A stupid busy Monday ahead, and I’m making my to-do list as my son Kyle breakfasts on pumpkin pie (hey, it’s a vegetable). Thirty-one tasks and counting, each of them like a mosquito, small but formidable in a swarm. Return detergent (wrong kind). Write birthday card to Claudia (overdue). Fix vacuum--
“Mom, why doesn’t anyone prefer me?”
I look up to find a milk moustache on my talented, funny son. His gray eyes are sober.
“I mean, at school, I have people to hang out with, but nobody picks me first.”
My heart plummets, and I lay down my pen.
At that moment, a physical pain hollows out the soft place below my ribs, and I feel like a black chasm--bottomless and ancient and roaring with wind--is opening up in front of me.
After a deep breath or two, I come back to myself well enough to know that there's no black chasm in my kitchen; I'm standing in front of a countertop that still has a splash of leftover sauce from lasagne last night. I also know that it's not my son's present situation that opens the chasm of pain and loneliness and anxiety in me, for my son is safe and loved and has friends and coaches and teachers who think he's amazing. Not that his feelings of longing or sadness or wistfulness aren't legitimate; clearly something going on that needs to be addressed.

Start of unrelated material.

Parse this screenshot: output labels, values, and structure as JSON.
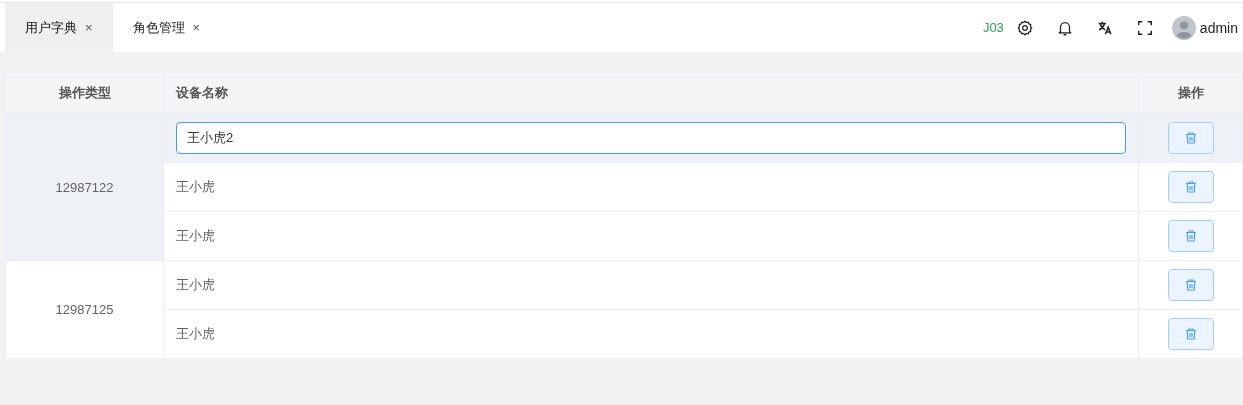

But I need to be careful that I don't place an old chasm of mine in front of his young feet.
One of the most challenging things I've found as a writer is examining the emotional baggage I bring with me. It is at once the mulch out of which my best, deepest characters grow and also a potential trap that doesn't serve me well. So the fact that I was bullied beginning in fifth grade (every recess, I'd run to the swings and jump on, so Mary Frances and Renee couldn't drag me to the mud puddle in the far corner where none of the playground monitors went), or that my parents weren't relational and resented having to nurture me ("Damn it, Karen, why can't you do that yourself?"), fuels a YA character who feels like no one has her back. The trap is that not being chosen then can also cause me to give the feeling of not being chosen today more power than it deserves. (I've gotten better at taking rejection, but for several years, it had the power to slam the brakes on my writing effort for a day ... or a week ... or a month.) And when I find that feeling of "wanting to be chosen" in my child, it stops me dead in my tracks until I remember that I'm the mom; I can help here, even if just by giving him a hug and letting him know that I'd choose him over and over again.

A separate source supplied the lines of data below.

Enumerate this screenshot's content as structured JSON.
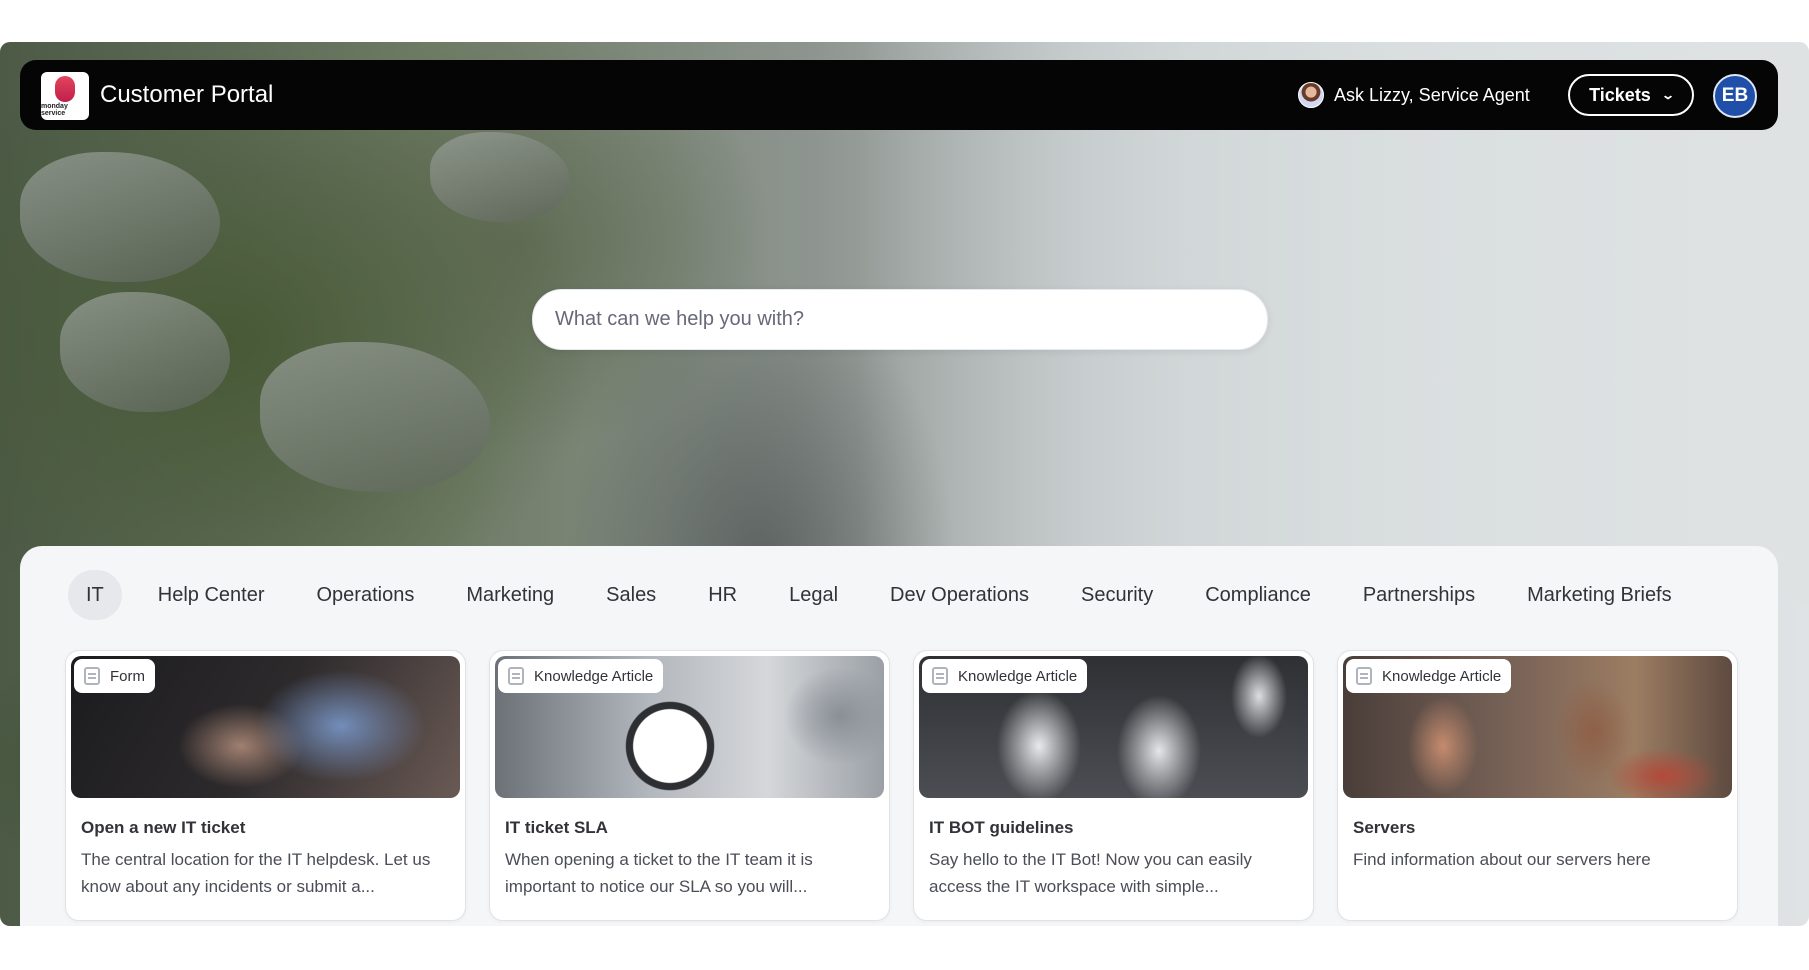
{
  "header": {
    "logo_text": "monday service",
    "title": "Customer Portal",
    "agent_label": "Ask Lizzy, Service Agent",
    "tickets_label": "Tickets",
    "user_initials": "EB"
  },
  "search": {
    "placeholder": "What can we help you with?"
  },
  "tabs": [
    "IT",
    "Help Center",
    "Operations",
    "Marketing",
    "Sales",
    "HR",
    "Legal",
    "Dev Operations",
    "Security",
    "Compliance",
    "Partnerships",
    "Marketing Briefs"
  ],
  "active_tab": "IT",
  "cards": [
    {
      "badge": "Form",
      "title": "Open a new IT ticket",
      "description": "The central location for the IT helpdesk. Let us know about any incidents or submit a..."
    },
    {
      "badge": "Knowledge Article",
      "title": "IT ticket SLA",
      "description": "When opening a ticket to the IT team it is important to notice our SLA so you will..."
    },
    {
      "badge": "Knowledge Article",
      "title": "IT BOT guidelines",
      "description": "Say hello to the IT Bot! Now you can easily access the IT workspace with simple..."
    },
    {
      "badge": "Knowledge Article",
      "title": "Servers",
      "description": "Find information about our servers here"
    }
  ],
  "colors": {
    "topbar": "#050505",
    "avatar": "#1f4fa8",
    "panel": "#f5f6f8"
  }
}
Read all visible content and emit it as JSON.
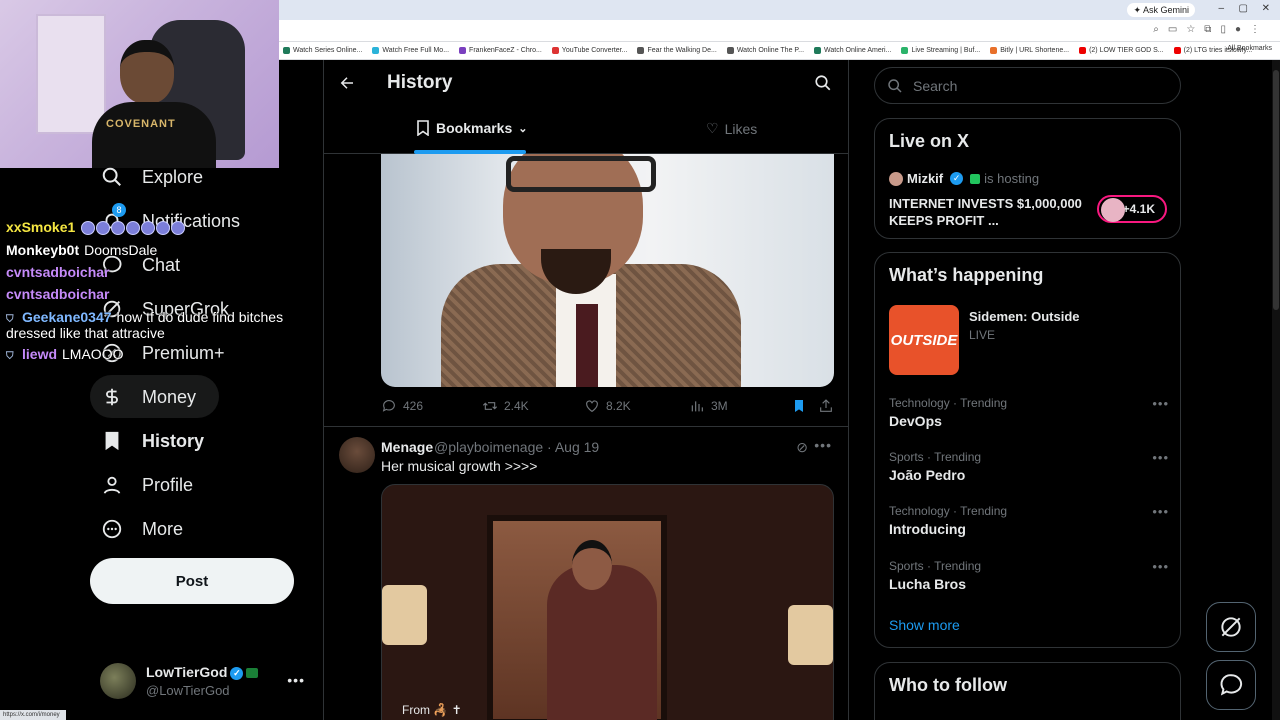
{
  "browser": {
    "ask_gemini": "✦ Ask Gemini",
    "bookmarks": [
      {
        "label": "Watch Series Online...",
        "color": "#1f7a5a"
      },
      {
        "label": "Watch Free Full Mo...",
        "color": "#2bb3d9"
      },
      {
        "label": "FrankenFaceZ - Chro...",
        "color": "#7a3fbf"
      },
      {
        "label": "YouTube Converter...",
        "color": "#d33"
      },
      {
        "label": "Fear the Walking De...",
        "color": "#555"
      },
      {
        "label": "Watch Online The P...",
        "color": "#555"
      },
      {
        "label": "Watch Online Ameri...",
        "color": "#1f7a5a"
      },
      {
        "label": "Live Streaming | Buf...",
        "color": "#2bb36a"
      },
      {
        "label": "Bitly | URL Shortene...",
        "color": "#e8702a"
      },
      {
        "label": "(2) LOW TIER GOD S...",
        "color": "#e00"
      },
      {
        "label": "(2) LTG tries itslowly...",
        "color": "#e00"
      }
    ],
    "all_bookmarks": "All Bookmarks",
    "status_url": "https://x.com/i/money"
  },
  "webcam": {
    "shirt_text": "COVENANT"
  },
  "nav": {
    "items": [
      {
        "label": "Explore",
        "icon": "search-icon"
      },
      {
        "label": "Notifications",
        "icon": "bell-icon",
        "badge": "8"
      },
      {
        "label": "Chat",
        "icon": "chat-icon"
      },
      {
        "label": "SuperGrok",
        "icon": "grok-icon"
      },
      {
        "label": "Premium+",
        "icon": "x-circle-icon"
      },
      {
        "label": "Money",
        "icon": "dollar-icon"
      },
      {
        "label": "History",
        "icon": "bookmark-icon"
      },
      {
        "label": "Profile",
        "icon": "person-icon"
      },
      {
        "label": "More",
        "icon": "more-circle-icon"
      }
    ],
    "post_label": "Post",
    "account": {
      "name": "LowTierGod",
      "handle": "@LowTierGod"
    }
  },
  "chat": [
    {
      "user": "xxSmoke1",
      "color": "#f5e642",
      "msg": ""
    },
    {
      "user": "Monkeyb0t",
      "color": "#ffffff",
      "msg": "DoomsDale"
    },
    {
      "user": "cvntsadboichar",
      "color": "#c58af9",
      "msg": ""
    },
    {
      "user": "cvntsadboichar",
      "color": "#c58af9",
      "msg": ""
    },
    {
      "user": "Geekane0347",
      "color": "#7fb8ff",
      "msg": "how tf do dude find bitches",
      "cont": "dressed like that attracive"
    },
    {
      "user": "liewd",
      "color": "#c58af9",
      "msg": "LMAOOO"
    }
  ],
  "center": {
    "title": "History",
    "tab_bookmarks": "Bookmarks",
    "tab_likes": "Likes",
    "post1": {
      "replies": "426",
      "reposts": "2.4K",
      "likes": "8.2K",
      "views": "3M"
    },
    "post2": {
      "name": "Menage",
      "handle_time": "@playboimenage · Aug 19",
      "text": "Her musical growth >>>>",
      "media_caption": "From 🦂 ✝"
    }
  },
  "right": {
    "search_placeholder": "Search",
    "live": {
      "title": "Live on X",
      "host": "Mizkif",
      "hosting": "is hosting",
      "space_title": "INTERNET INVESTS $1,000,000 KEEPS PROFIT ...",
      "count": "+4.1K"
    },
    "happening": {
      "title": "What’s happening",
      "featured": {
        "title": "Sidemen: Outside",
        "sub": "LIVE",
        "thumb": "OUTSIDE"
      },
      "trends": [
        {
          "cat": "Technology · Trending",
          "name": "DevOps"
        },
        {
          "cat": "Sports · Trending",
          "name": "João Pedro"
        },
        {
          "cat": "Technology · Trending",
          "name": "Introducing"
        },
        {
          "cat": "Sports · Trending",
          "name": "Lucha Bros"
        }
      ],
      "show_more": "Show more"
    },
    "who_to_follow": "Who to follow"
  },
  "colors": {
    "accent": "#1d9bf0",
    "live_ring": "#f91880"
  }
}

People talk about "the desire for acceptance." But I think that phrase doesn't reach quite deeply enough. Most of us want to be not only accepted but chosen. By our parents, by our friends, by our teachers. And as writers--let's face it--we want to be chosen by an agent, by an editor, by readers. But for most writers, there's rejection. We're not picked first. Our manuscript isn't chosen out of the slush pile the first time, by the first agent we query. And then, if we're lucky enough to find an agent, our manuscript isn't picked the first time by publishers. Maybe our first manuscript isn't picked by anyone. Maybe it's the second one that gets chosen. And then we're published and we get our first one-star review--and eighty-nine people "LIKE" that horrible review! (This hasn't happened to me ... yet. But I know someone who did experience this, and it made me want to slap the anonymous cowardly malicious reviewer.)

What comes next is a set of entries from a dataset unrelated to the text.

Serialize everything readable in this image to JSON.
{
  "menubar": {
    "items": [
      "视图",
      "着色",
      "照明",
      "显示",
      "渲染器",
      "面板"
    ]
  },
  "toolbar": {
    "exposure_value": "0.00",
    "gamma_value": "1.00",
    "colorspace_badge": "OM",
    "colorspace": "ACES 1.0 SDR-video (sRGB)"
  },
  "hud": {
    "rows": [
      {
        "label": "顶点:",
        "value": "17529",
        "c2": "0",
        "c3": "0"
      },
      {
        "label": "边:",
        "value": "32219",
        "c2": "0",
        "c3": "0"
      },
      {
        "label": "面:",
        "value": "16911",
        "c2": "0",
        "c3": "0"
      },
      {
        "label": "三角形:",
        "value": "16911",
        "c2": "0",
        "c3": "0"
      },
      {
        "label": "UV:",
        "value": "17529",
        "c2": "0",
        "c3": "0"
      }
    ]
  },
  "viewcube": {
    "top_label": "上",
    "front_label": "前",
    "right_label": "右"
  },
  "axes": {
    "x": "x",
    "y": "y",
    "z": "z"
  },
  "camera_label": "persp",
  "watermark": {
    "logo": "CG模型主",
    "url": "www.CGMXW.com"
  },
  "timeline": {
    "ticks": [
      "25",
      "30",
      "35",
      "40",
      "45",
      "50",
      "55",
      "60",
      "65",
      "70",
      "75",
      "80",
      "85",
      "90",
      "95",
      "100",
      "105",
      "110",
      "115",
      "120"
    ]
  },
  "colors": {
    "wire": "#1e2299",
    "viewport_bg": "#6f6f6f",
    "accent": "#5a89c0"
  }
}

Being "chosen" is a powerful desire. As a writer, I longed for years to have someone reach out to me and say, "This is amazing! I want to publish your work." But I'm coming to realize that I have to be careful of where that desire is coming from and how it will influence me. Sometimes the best way for me to feel chosen is to do the choosing myself--to work on my novel today instead of dealing with the mosquitoes.